Mixing retro with clean forms and a hint of color, Cheryl Epstein creates beautiful illustrations that put us in a good mood. Inspired by mid-century design, she uses simple shapes that make her posters playful and vivid. We have recently caught up with her to talk about her style, passions and work-life balance. Discover this week’s On the spot and get to know the creator behind her art.
What were your first steps as an artist?
I like to work digitally so my first steps were learning about all the software that would help me create digital art. I remember teaching myself Adobe Illustrator and learning all the tools from A to Z, practicing and discovering what I could create. My first illustrations were pretty terrible!
Where do you live and what does your studio look like?
I am originally from the U.K but I currently live in a small home in Texas that I share with my family and rescue animals. I don’t really have a fancy studio. When I left my full-time job and decided to pursue illustration, I downsized a lot. The great thing about digital art is that you don’t really need a lot of space to create!
Describe your ideal working environment.
My ideal working environment would have lots of light and be surrounded by trees and nature. My dogs would also be with me, of course, as they keep me company during the day. They are not very good at making coffee though. ☹
Which of your artworks is your favorite and why?
I feel that I have only just reached the stage where I like what I am creating. I really love my “Inspiring Women” collection and I want to create more illustrations like this. I am also very happy with my city illustrations. Cities aren’t my usual subject matter, but I really enjoyed illustrating them and sticking to a limited color palette. I am planning on creating more and trying to decide which cities I should illustrate next
You create playful, vintage-inspired art. How did you develop your current style?
When I was at school, I was encouraged to create very realistic art. I feel that is the reason I became discouraged and gave it up for a very long time. I was always comparing myself to others.
I find it much more fun and interesting to try to reduce my art to shapes and limited color palettes. It’s a challenge to do this but it makes it so much fun. It may sound surprising but creating something simple is often harder than creating something complex. I am still working on this skill!
Which artist would you wish to have dinner with?
I would like to have dinner with Salvador Dali and we would leave the restaurant in a Rolls-Royce filled with cauliflower. I would like to talk to him about the hypnagogic state and admire his epic mustache.
Who are your biggest artistic influences?
I absolutely love the bold, simple style of Tom Eckersley. He is generally regarded as one of the best of the mid-century graphic designers in Britain. I love how he uses flat blocks of colour and geometric forms in his designs. I would have loved to attend one of his poster design classes!

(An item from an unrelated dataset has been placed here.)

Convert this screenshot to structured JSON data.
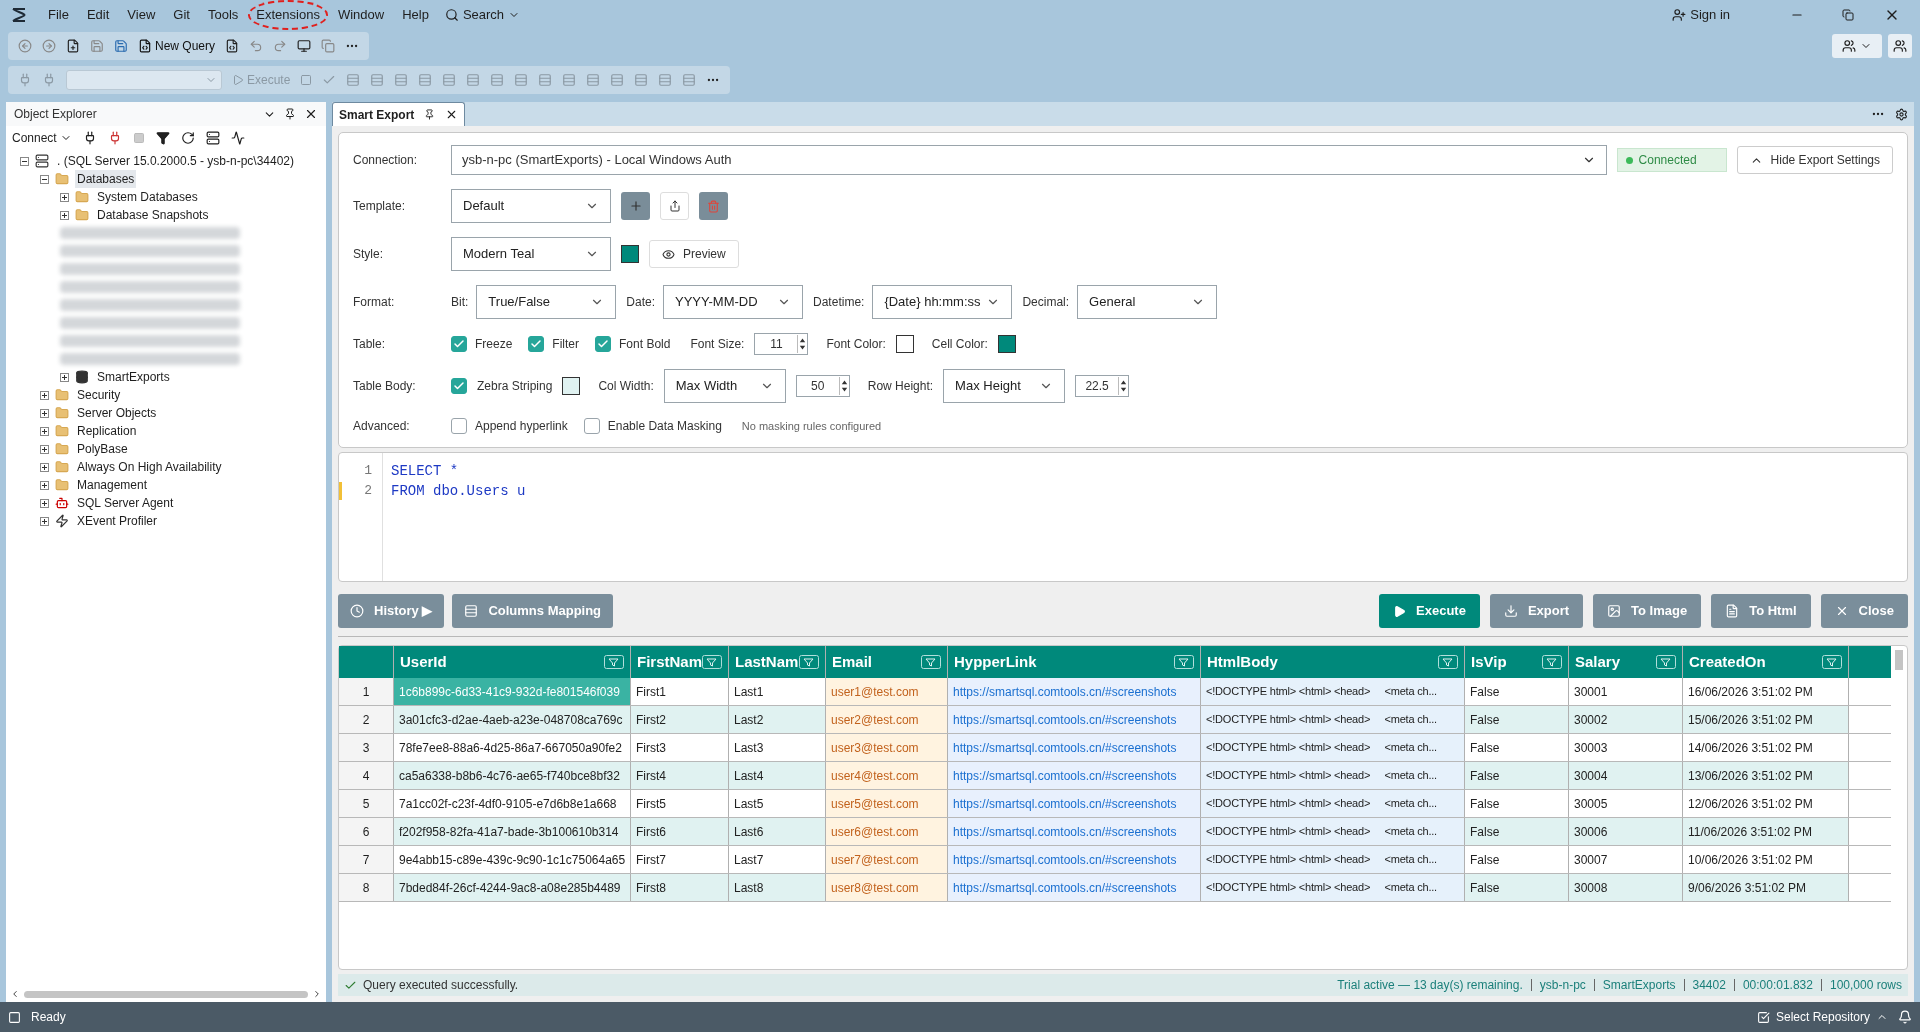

What are your passions, other than creating art?
I very much love nature and gardening. I am quite good at propagating plants so a lot of plants in my garden are from cuttings or seeds.

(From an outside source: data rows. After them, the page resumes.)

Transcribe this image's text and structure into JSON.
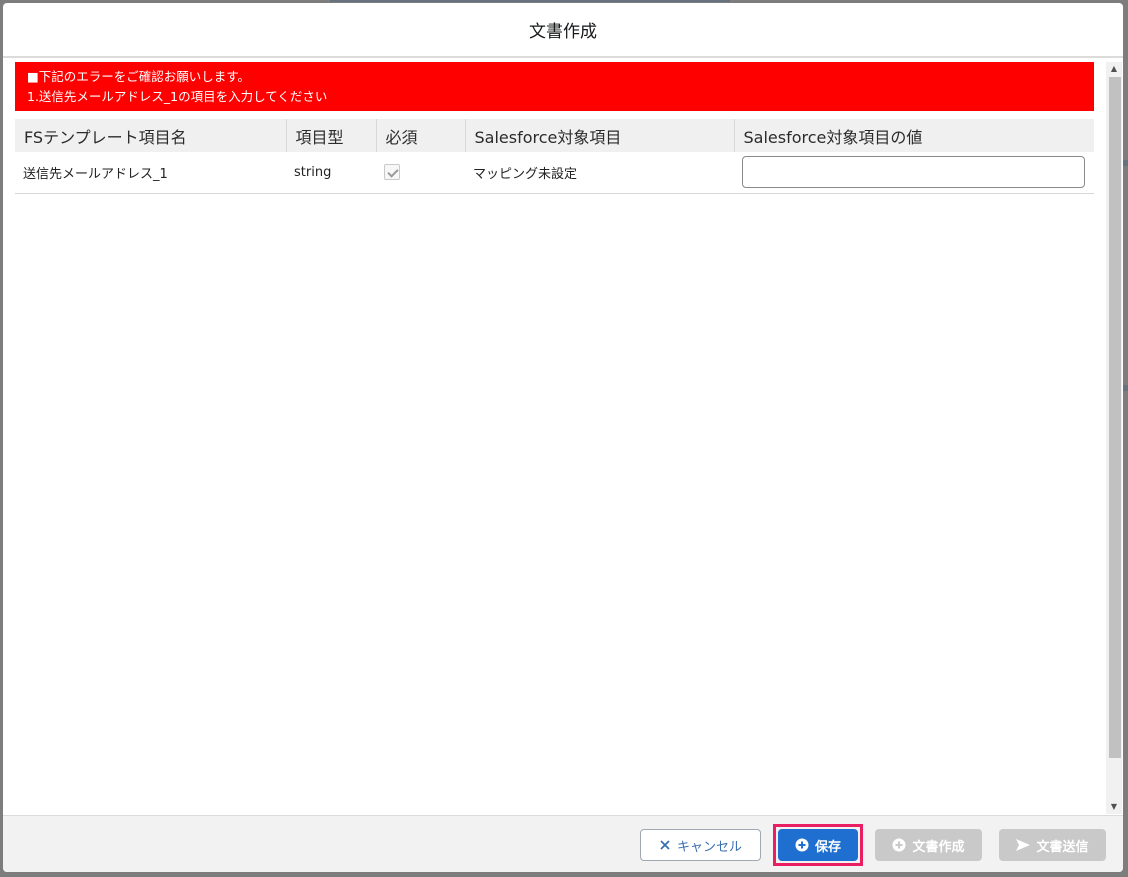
{
  "modal": {
    "title": "文書作成"
  },
  "error": {
    "line1": "■下記のエラーをご確認お願いします。",
    "line2": "1.送信先メールアドレス_1の項目を入力してください"
  },
  "table": {
    "headers": [
      "FSテンプレート項目名",
      "項目型",
      "必須",
      "Salesforce対象項目",
      "Salesforce対象項目の値"
    ],
    "rows": [
      {
        "field_name": "送信先メールアドレス_1",
        "type": "string",
        "required": true,
        "sf_field": "マッピング未設定",
        "value": ""
      }
    ]
  },
  "footer": {
    "cancel_label": "キャンセル",
    "save_label": "保存",
    "create_label": "文書作成",
    "send_label": "文書送信"
  },
  "icons": {
    "cancel": "close-icon",
    "save": "add-circle-icon",
    "create": "add-circle-icon",
    "send": "send-icon"
  },
  "colors": {
    "error_bg": "#ff0000",
    "primary": "#1f6fd1",
    "highlight": "#ea1e63",
    "disabled": "#c9c9c9"
  }
}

I recently had my little garden certified as a wildlife habitat. I think a lot of people would find my garden quite messy but that’s the way I like it and I think the garden animals, including my resident opossum, like it too!
How do you manage a work-life balance as an artist?
This is quite difficult at the moment as I am trying to build my business. I have to remind myself to take breaks. It is very important for creativity to get away from the computer screen.
I like to plan little outings for my family and take my sketchbook with me.
I also try to take time every day to go for a run or take the dogs to the dog park.
Describe your dream art project.
I would love to illustrate a book, perhaps a children’s alphabet book. I also love creating patterns so any project that involves creating fun, colorful patterns would be cool!